Exercise prompt
Leaving out all images, write out the records that follow exactly.

(Items from an interface collection)
=== Section Start ===
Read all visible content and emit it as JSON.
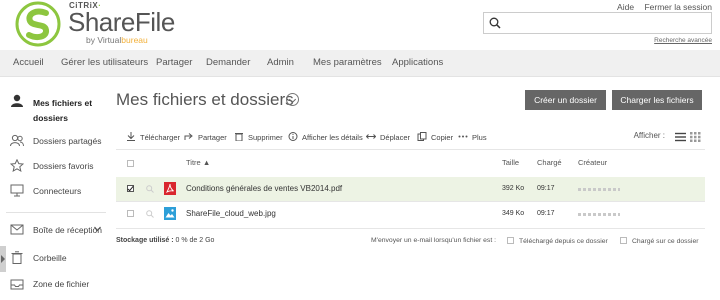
{
  "brand": {
    "citrix": "CiTRiX",
    "name": "ShareFile",
    "by": "by Virtual",
    "by_accent": "bureau",
    "colors": {
      "green": "#8dc63f",
      "accent": "#f2b03a",
      "pdf": "#d9262e",
      "image": "#2d9fd8"
    }
  },
  "header": {
    "help": "Aide",
    "logout": "Fermer la session",
    "search_placeholder": "",
    "advanced_search": "Recherche avancée"
  },
  "nav": [
    "Accueil",
    "Gérer les utilisateurs",
    "Partager",
    "Demander",
    "Admin",
    "Mes paramètres",
    "Applications"
  ],
  "sidebar": {
    "items": [
      {
        "label": "Mes fichiers et dossiers",
        "icon": "person-icon"
      },
      {
        "label": "Dossiers partagés",
        "icon": "people-icon"
      },
      {
        "label": "Dossiers favoris",
        "icon": "star-icon"
      },
      {
        "label": "Connecteurs",
        "icon": "monitor-icon"
      },
      {
        "label": "Boîte de réception",
        "icon": "envelope-icon"
      },
      {
        "label": "Corbeille",
        "icon": "trash-icon"
      },
      {
        "label": "Zone de fichier",
        "icon": "inbox-icon"
      }
    ]
  },
  "main": {
    "title": "Mes fichiers et dossiers",
    "create_folder": "Créer un dossier",
    "upload_files": "Charger les fichiers"
  },
  "toolbar": {
    "download": "Télécharger",
    "share": "Partager",
    "delete": "Supprimer",
    "details": "Afficher les détails",
    "move": "Déplacer",
    "copy": "Copier",
    "more": "Plus",
    "view_label": "Afficher :"
  },
  "table": {
    "columns": {
      "title": "Titre",
      "size": "Taille",
      "uploaded": "Chargé",
      "creator": "Créateur"
    },
    "rows": [
      {
        "name": "Conditions générales de ventes VB2014.pdf",
        "size": "392 Ko",
        "time": "09:17",
        "type": "pdf",
        "selected": true
      },
      {
        "name": "ShareFile_cloud_web.jpg",
        "size": "349 Ko",
        "time": "09:17",
        "type": "image",
        "selected": false
      }
    ]
  },
  "footer": {
    "storage_label": "Stockage utilisé :",
    "storage_value": "0 % de 2 Go",
    "notify": "M'envoyer un e-mail lorsqu'un fichier est :",
    "downloaded": "Téléchargé depuis ce dossier",
    "uploaded": "Chargé sur ce dossier"
  }
}
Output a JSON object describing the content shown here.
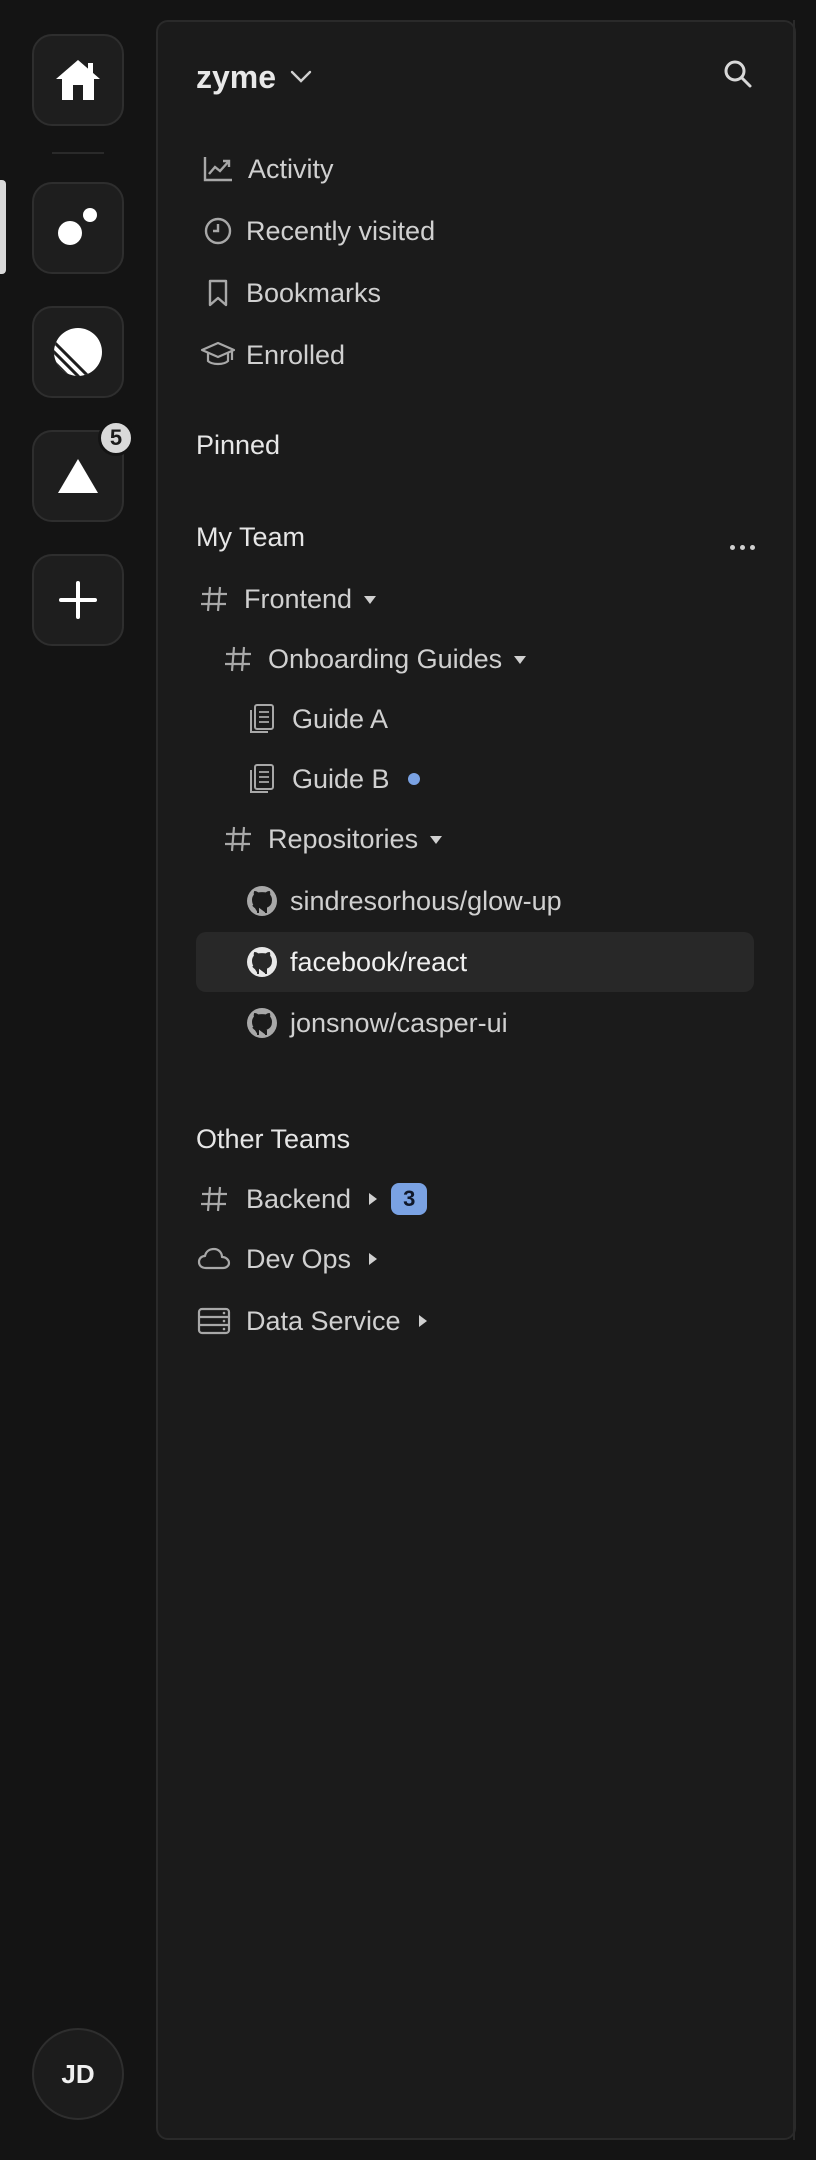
{
  "rail": {
    "items": [
      {
        "name": "home",
        "icon": "home-icon"
      },
      {
        "name": "app-dots",
        "icon": "dots-logo-icon"
      },
      {
        "name": "app-linear",
        "icon": "linear-logo-icon"
      },
      {
        "name": "app-triangle",
        "icon": "triangle-logo-icon",
        "badge": "5"
      },
      {
        "name": "add",
        "icon": "plus-icon"
      }
    ],
    "avatar_initials": "JD"
  },
  "header": {
    "workspace": "zyme"
  },
  "nav": {
    "items": [
      {
        "label": "Activity",
        "icon": "chart-line-icon"
      },
      {
        "label": "Recently visited",
        "icon": "clock-icon"
      },
      {
        "label": "Bookmarks",
        "icon": "bookmark-icon"
      },
      {
        "label": "Enrolled",
        "icon": "graduation-cap-icon"
      }
    ]
  },
  "sections": {
    "pinned": "Pinned",
    "my_team": "My Team",
    "other_teams": "Other Teams"
  },
  "my_team": {
    "frontend": "Frontend",
    "onboarding_guides": "Onboarding Guides",
    "guide_a": "Guide A",
    "guide_b": "Guide B",
    "repositories": "Repositories",
    "repos": [
      "sindresorhous/glow-up",
      "facebook/react",
      "jonsnow/casper-ui"
    ],
    "selected_repo": "facebook/react"
  },
  "other_teams": {
    "backend": "Backend",
    "backend_count": "3",
    "dev_ops": "Dev Ops",
    "data_service": "Data Service"
  },
  "colors": {
    "background": "#141414",
    "panel": "#1b1b1b",
    "accent": "#7aa2e3",
    "selected_row": "#282828"
  }
}
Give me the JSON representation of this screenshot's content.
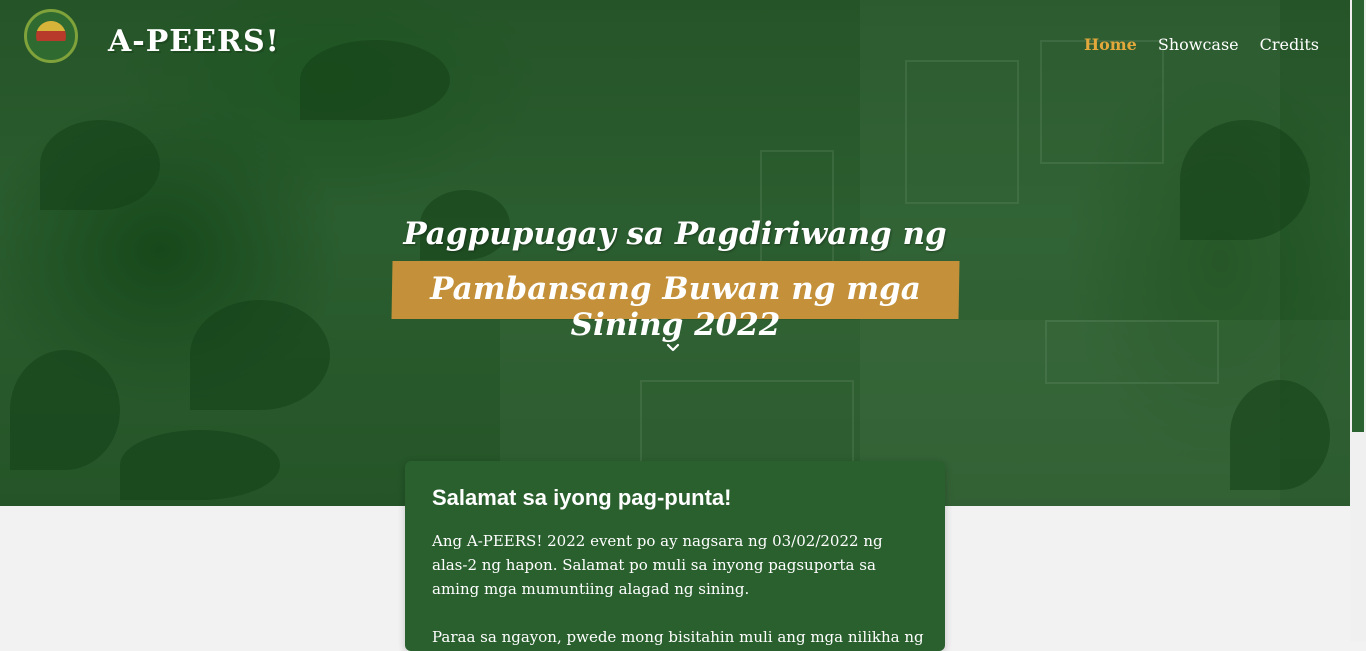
{
  "header": {
    "brand": "A-PEERS!",
    "nav": [
      {
        "label": "Home",
        "active": true
      },
      {
        "label": "Showcase",
        "active": false
      },
      {
        "label": "Credits",
        "active": false
      }
    ]
  },
  "hero": {
    "line1": "Pagpupugay sa Pagdiriwang ng",
    "line2": "Pambansang Buwan ng mga Sining 2022",
    "scroll_icon": "chevron-down-icon"
  },
  "card": {
    "title": "Salamat sa iyong pag-punta!",
    "paragraph1": "Ang A-PEERS! 2022 event po ay nagsara ng 03/02/2022 ng alas-2 ng hapon. Salamat po muli sa inyong pagsuporta sa aming mga mumuntiing alagad ng sining.",
    "paragraph2": "Paraa sa ngayon, pwede mong bisitahin muli ang mga nilikha ng"
  },
  "colors": {
    "accent": "#e2a83c",
    "highlight": "#c4913a",
    "card_bg": "#2a5f2e"
  }
}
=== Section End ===
Written answer
Read all visible content and emit it as JSON.
{
  "brand": {
    "citrix": "CiTRiX",
    "name": "ShareFile",
    "by": "by Virtual",
    "by_accent": "bureau",
    "colors": {
      "green": "#8dc63f",
      "accent": "#f2b03a",
      "pdf": "#d9262e",
      "image": "#2d9fd8"
    }
  },
  "header": {
    "help": "Aide",
    "logout": "Fermer la session",
    "search_placeholder": "",
    "advanced_search": "Recherche avancée"
  },
  "nav": [
    "Accueil",
    "Gérer les utilisateurs",
    "Partager",
    "Demander",
    "Admin",
    "Mes paramètres",
    "Applications"
  ],
  "sidebar": {
    "items": [
      {
        "label": "Mes fichiers et dossiers",
        "icon": "person-icon"
      },
      {
        "label": "Dossiers partagés",
        "icon": "people-icon"
      },
      {
        "label": "Dossiers favoris",
        "icon": "star-icon"
      },
      {
        "label": "Connecteurs",
        "icon": "monitor-icon"
      },
      {
        "label": "Boîte de réception",
        "icon": "envelope-icon"
      },
      {
        "label": "Corbeille",
        "icon": "trash-icon"
      },
      {
        "label": "Zone de fichier",
        "icon": "inbox-icon"
      }
    ]
  },
  "main": {
    "title": "Mes fichiers et dossiers",
    "create_folder": "Créer un dossier",
    "upload_files": "Charger les fichiers"
  },
  "toolbar": {
    "download": "Télécharger",
    "share": "Partager",
    "delete": "Supprimer",
    "details": "Afficher les détails",
    "move": "Déplacer",
    "copy": "Copier",
    "more": "Plus",
    "view_label": "Afficher :"
  },
  "table": {
    "columns": {
      "title": "Titre",
      "size": "Taille",
      "uploaded": "Chargé",
      "creator": "Créateur"
    },
    "rows": [
      {
        "name": "Conditions générales de ventes VB2014.pdf",
        "size": "392 Ko",
        "time": "09:17",
        "type": "pdf",
        "selected": true
      },
      {
        "name": "ShareFile_cloud_web.jpg",
        "size": "349 Ko",
        "time": "09:17",
        "type": "image",
        "selected": false
      }
    ]
  },
  "footer": {
    "storage_label": "Stockage utilisé :",
    "storage_value": "0 % de 2 Go",
    "notify": "M'envoyer un e-mail lorsqu'un fichier est :",
    "downloaded": "Téléchargé depuis ce dossier",
    "uploaded": "Chargé sur ce dossier"
  }
}
Output a JSON object describing the content shown here.
{
  "rail": {
    "items": [
      {
        "name": "home",
        "icon": "home-icon"
      },
      {
        "name": "app-dots",
        "icon": "dots-logo-icon"
      },
      {
        "name": "app-linear",
        "icon": "linear-logo-icon"
      },
      {
        "name": "app-triangle",
        "icon": "triangle-logo-icon",
        "badge": "5"
      },
      {
        "name": "add",
        "icon": "plus-icon"
      }
    ],
    "avatar_initials": "JD"
  },
  "header": {
    "workspace": "zyme"
  },
  "nav": {
    "items": [
      {
        "label": "Activity",
        "icon": "chart-line-icon"
      },
      {
        "label": "Recently visited",
        "icon": "clock-icon"
      },
      {
        "label": "Bookmarks",
        "icon": "bookmark-icon"
      },
      {
        "label": "Enrolled",
        "icon": "graduation-cap-icon"
      }
    ]
  },
  "sections": {
    "pinned": "Pinned",
    "my_team": "My Team",
    "other_teams": "Other Teams"
  },
  "my_team": {
    "frontend": "Frontend",
    "onboarding_guides": "Onboarding Guides",
    "guide_a": "Guide A",
    "guide_b": "Guide B",
    "repositories": "Repositories",
    "repos": [
      "sindresorhous/glow-up",
      "facebook/react",
      "jonsnow/casper-ui"
    ],
    "selected_repo": "facebook/react"
  },
  "other_teams": {
    "backend": "Backend",
    "backend_count": "3",
    "dev_ops": "Dev Ops",
    "data_service": "Data Service"
  },
  "colors": {
    "background": "#141414",
    "panel": "#1b1b1b",
    "accent": "#7aa2e3",
    "selected_row": "#282828"
  }
}
Give me the JSON representation of this screenshot's content.
{
  "header": {
    "brand": "A-PEERS!",
    "nav": [
      {
        "label": "Home",
        "active": true
      },
      {
        "label": "Showcase",
        "active": false
      },
      {
        "label": "Credits",
        "active": false
      }
    ]
  },
  "hero": {
    "line1": "Pagpupugay sa Pagdiriwang ng",
    "line2": "Pambansang Buwan ng mga Sining 2022",
    "scroll_icon": "chevron-down-icon"
  },
  "card": {
    "title": "Salamat sa iyong pag-punta!",
    "paragraph1": "Ang A-PEERS! 2022 event po ay nagsara ng 03/02/2022 ng alas-2 ng hapon. Salamat po muli sa inyong pagsuporta sa aming mga mumuntiing alagad ng sining.",
    "paragraph2": "Paraa sa ngayon, pwede mong bisitahin muli ang mga nilikha ng"
  },
  "colors": {
    "accent": "#e2a83c",
    "highlight": "#c4913a",
    "card_bg": "#2a5f2e"
  }
}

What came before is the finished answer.